Why Authenticity and Diversity Go Together in Localization 

In honor of AAPI (Asian American Pacific Islander) Heritage Month (May), BLM, and diversity appreciation in general, we will be talking about the importance of authenticity and diversity in the localization and entertainment industry, especially when it comes to casting voice actors for certain roles in dubbing projects and casting the right actors to play a certain movie or TV role. 

Let us start with shedding some light on why the issue of needing more authenticity and diversity in the localization and entertainment industry has been growing…and rightfully so. Since the start of Hollywood and the entertainment business, the representation of diversity has been lacking. Not to say that it has not improved since the early 1900s, but there is still a long way to go before we can honestly see diversity in full throttle.  
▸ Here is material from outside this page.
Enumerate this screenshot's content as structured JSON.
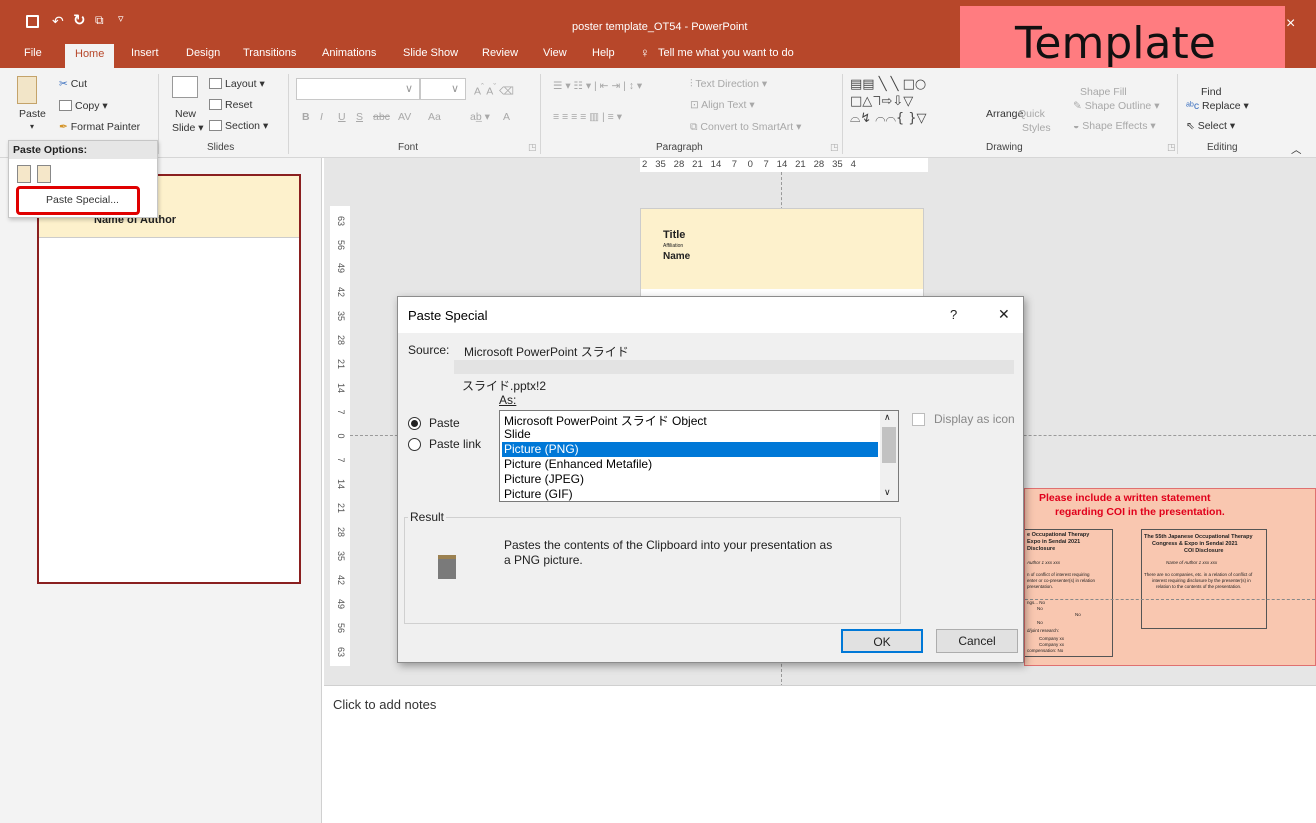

According to UCLA’s 2020 Hollywood Diversity Report, among the top 200 film releases in 2018 and 2019, 3 out of 10 lead actors were people of color, less than 2 out of 10 film directors were people of color, and less than 2 out of 10 film writers were people of color. Meanwhile, only 24 per cent of credited writers were people of color and only 22 per cent of all episodes airing, or streaming, were directed by people of color, on average, across all platforms. Not only do these statistics show a lack of diversity and inclusion, but it discloses issues of authenticity. A person who plays the role of or tries to write the story of another person who is of a different race will never be able to do so authentically. For example, when a movie or voiceover project calls for a character who is of Asian descent, then an actor who is of Asian descent should be cast for the role. As obvious as this decision may seem, there have been many castings that reflected the opposite. For example, when Tilda Swinson was cast in a Tibetan role in Dr. Strange and Emma Stone was cast as a part Native American/Chinese American in Aloha. This same situation was happening with animated films and TV series, where white voice actors were being cast to voice black characters.  
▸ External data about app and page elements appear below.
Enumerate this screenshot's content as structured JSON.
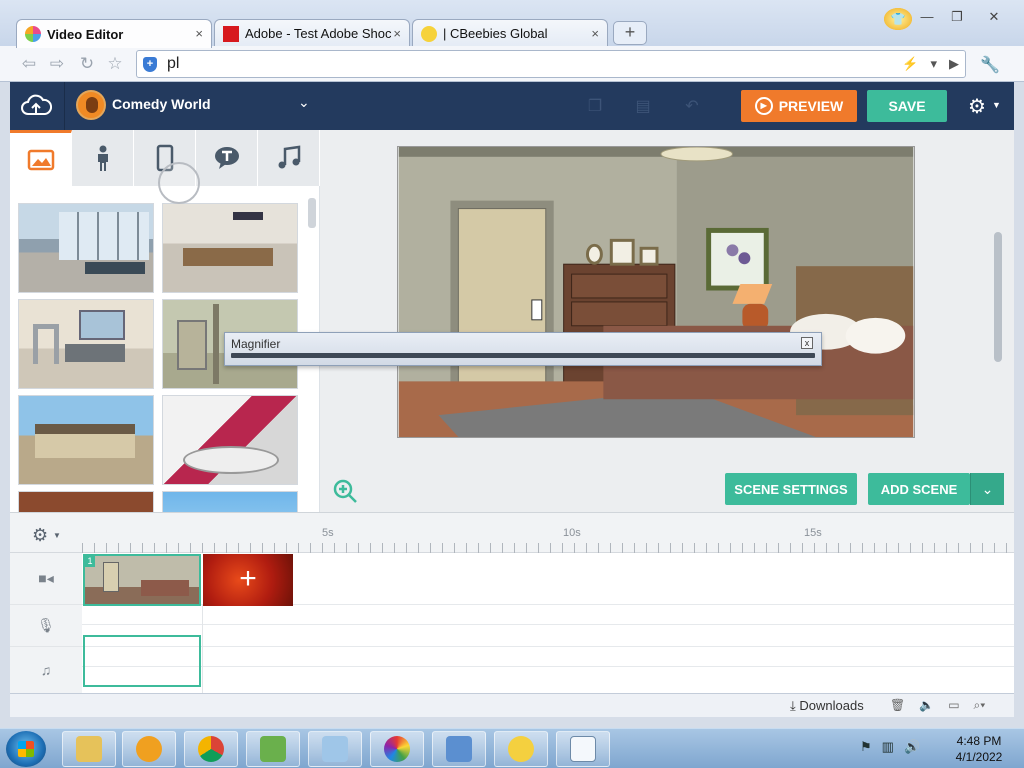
{
  "browser": {
    "tabs": [
      {
        "label": "Video Editor",
        "active": true
      },
      {
        "label": "Adobe - Test Adobe Shoc",
        "active": false
      },
      {
        "label": "| CBeebies Global",
        "active": false
      }
    ],
    "new_tab_label": "+",
    "close_glyph": "×",
    "address": "pl",
    "window_controls": {
      "minimize": "—",
      "restore": "❐",
      "close": "✕"
    }
  },
  "header": {
    "world_name": "Comedy World",
    "preview_label": "PREVIEW",
    "save_label": "SAVE",
    "colors": {
      "header_bg": "#233a5e",
      "preview": "#f07a2b",
      "save": "#3dbb9b"
    }
  },
  "library": {
    "tabs": [
      {
        "icon": "image-icon",
        "active": true
      },
      {
        "icon": "character-icon",
        "active": false
      },
      {
        "icon": "prop-phone-icon",
        "active": false
      },
      {
        "icon": "text-bubble-icon",
        "active": false
      },
      {
        "icon": "music-icon",
        "active": false
      }
    ],
    "thumbnails": [
      "airport-lounge",
      "airport-checkin",
      "airport-security",
      "industrial-room",
      "house-exterior",
      "stage-spotlights",
      "brick-wall",
      "blue-sky"
    ]
  },
  "stage": {
    "scene_settings_label": "SCENE SETTINGS",
    "add_scene_label": "ADD SCENE",
    "zoom_icon": "zoom-in-icon"
  },
  "timeline": {
    "ruler_labels": [
      "5s",
      "10s",
      "15s"
    ],
    "tracks": [
      "video-track",
      "voice-track",
      "music-track"
    ],
    "clip_number": "1",
    "add_glyph": "+"
  },
  "magnifier": {
    "title": "Magnifier",
    "close_glyph": "x"
  },
  "statusbar": {
    "downloads_label": "Downloads"
  },
  "taskbar": {
    "time": "4:48 PM",
    "date": "4/1/2022"
  }
}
But following the increasing publicity surrounding nationwide protests against police brutality, violence against people of Asian and Pacific Islander heritage following the spread of COVID-19, and the killings of George Floyd, Ahmaud Arbery, and Breonna Taylor, which is just naming a few, there have been calls for change in all corners of pop culture and the entertainment industry. One of the areas that started seeing major change was the TV/movie voice acting industry. *Several white voice actors from popular TV shows, who were originally cast to play characters of color, have stepped away from their roles in order to encourage the show’s producers to recast them authentically. * One of the voice actors who participated in this movement was Jenny Slate, who stepped down from her role as a biracial character on the popular Netflix comedy Big Mouth. She was replaced by Ayo Edebiri.  
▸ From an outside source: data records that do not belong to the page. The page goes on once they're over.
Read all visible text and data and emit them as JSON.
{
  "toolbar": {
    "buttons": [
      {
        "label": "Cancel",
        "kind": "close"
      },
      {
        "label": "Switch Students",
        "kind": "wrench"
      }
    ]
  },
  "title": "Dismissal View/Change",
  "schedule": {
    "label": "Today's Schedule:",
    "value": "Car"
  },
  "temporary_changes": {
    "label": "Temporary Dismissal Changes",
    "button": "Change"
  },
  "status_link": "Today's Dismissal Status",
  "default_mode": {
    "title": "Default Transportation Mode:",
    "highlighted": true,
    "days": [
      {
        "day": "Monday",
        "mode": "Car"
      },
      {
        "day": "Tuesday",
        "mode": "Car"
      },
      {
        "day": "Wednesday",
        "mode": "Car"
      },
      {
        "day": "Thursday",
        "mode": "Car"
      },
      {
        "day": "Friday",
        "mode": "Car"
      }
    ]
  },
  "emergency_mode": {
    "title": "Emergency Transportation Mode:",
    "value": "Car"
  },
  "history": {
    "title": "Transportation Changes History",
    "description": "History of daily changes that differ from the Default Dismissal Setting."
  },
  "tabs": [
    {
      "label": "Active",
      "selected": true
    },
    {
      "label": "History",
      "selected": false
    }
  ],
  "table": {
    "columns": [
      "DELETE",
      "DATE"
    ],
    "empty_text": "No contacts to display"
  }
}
As we mentioned earlier, the localization and entertainment industry still has a long way to go in terms of increasing diversity, but the movement has started and it is growing. Adding more diversity in the writer’s rooms, studios, the director chairs, and castings will not only increase authenticity in the final product presented onscreen but will encourage more creativity and inclusivity. At LinQ Media Group, we are allies in the push for more diversity and value authenticity in the localization process, because authenticity will always produce the best-finished work and diversity will always lead to innovative ideas and solutions.  

*Information is taken from